• Your instructions
Word for word, reproduce every line of the data.

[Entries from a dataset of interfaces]
—————

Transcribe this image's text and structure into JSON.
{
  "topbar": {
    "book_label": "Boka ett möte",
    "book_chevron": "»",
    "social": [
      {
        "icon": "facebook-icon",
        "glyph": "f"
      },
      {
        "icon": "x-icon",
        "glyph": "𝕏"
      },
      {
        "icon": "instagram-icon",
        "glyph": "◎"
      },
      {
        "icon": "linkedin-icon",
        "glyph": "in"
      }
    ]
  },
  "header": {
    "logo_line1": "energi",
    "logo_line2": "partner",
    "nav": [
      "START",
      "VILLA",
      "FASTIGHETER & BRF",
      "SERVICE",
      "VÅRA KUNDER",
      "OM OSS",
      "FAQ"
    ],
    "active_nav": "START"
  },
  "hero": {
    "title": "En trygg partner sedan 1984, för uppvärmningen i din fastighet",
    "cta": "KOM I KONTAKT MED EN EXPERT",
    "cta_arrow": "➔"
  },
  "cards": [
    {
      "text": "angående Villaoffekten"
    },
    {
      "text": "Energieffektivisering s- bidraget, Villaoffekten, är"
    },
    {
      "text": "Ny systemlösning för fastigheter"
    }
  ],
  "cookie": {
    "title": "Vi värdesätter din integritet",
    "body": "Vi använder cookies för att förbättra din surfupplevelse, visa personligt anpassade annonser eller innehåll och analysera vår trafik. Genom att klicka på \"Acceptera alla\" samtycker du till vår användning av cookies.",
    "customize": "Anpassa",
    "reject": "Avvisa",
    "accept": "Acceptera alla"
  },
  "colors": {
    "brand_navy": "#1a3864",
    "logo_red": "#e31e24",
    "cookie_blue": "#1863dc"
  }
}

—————

• Result
Transcribe this image's text and structure into JSON.
{
  "topbar": {
    "book_label": "Boka ett möte",
    "book_chevron": "»",
    "social": [
      {
        "icon": "facebook-icon",
        "glyph": "f"
      },
      {
        "icon": "x-icon",
        "glyph": "𝕏"
      },
      {
        "icon": "instagram-icon",
        "glyph": "◎"
      },
      {
        "icon": "linkedin-icon",
        "glyph": "in"
      }
    ]
  },
  "header": {
    "logo_line1": "energi",
    "logo_line2": "partner",
    "nav": [
      "START",
      "VILLA",
      "FASTIGHETER & BRF",
      "SERVICE",
      "VÅRA KUNDER",
      "OM OSS",
      "FAQ"
    ],
    "active_nav": "START"
  },
  "hero": {
    "title": "En trygg partner sedan 1984, för uppvärmningen i din fastighet",
    "cta": "KOM I KONTAKT MED EN EXPERT",
    "cta_arrow": "➔"
  },
  "cards": [
    {
      "text": "angående Villaoffekten"
    },
    {
      "text": "Energieffektivisering s- bidraget, Villaoffekten, är"
    },
    {
      "text": "Ny systemlösning för fastigheter"
    }
  ],
  "cookie": {
    "title": "Vi värdesätter din integritet",
    "body": "Vi använder cookies för att förbättra din surfupplevelse, visa personligt anpassade annonser eller innehåll och analysera vår trafik. Genom att klicka på \"Acceptera alla\" samtycker du till vår användning av cookies.",
    "customize": "Anpassa",
    "reject": "Avvisa",
    "accept": "Acceptera alla"
  },
  "colors": {
    "brand_navy": "#1a3864",
    "logo_red": "#e31e24",
    "cookie_blue": "#1863dc"
  }
}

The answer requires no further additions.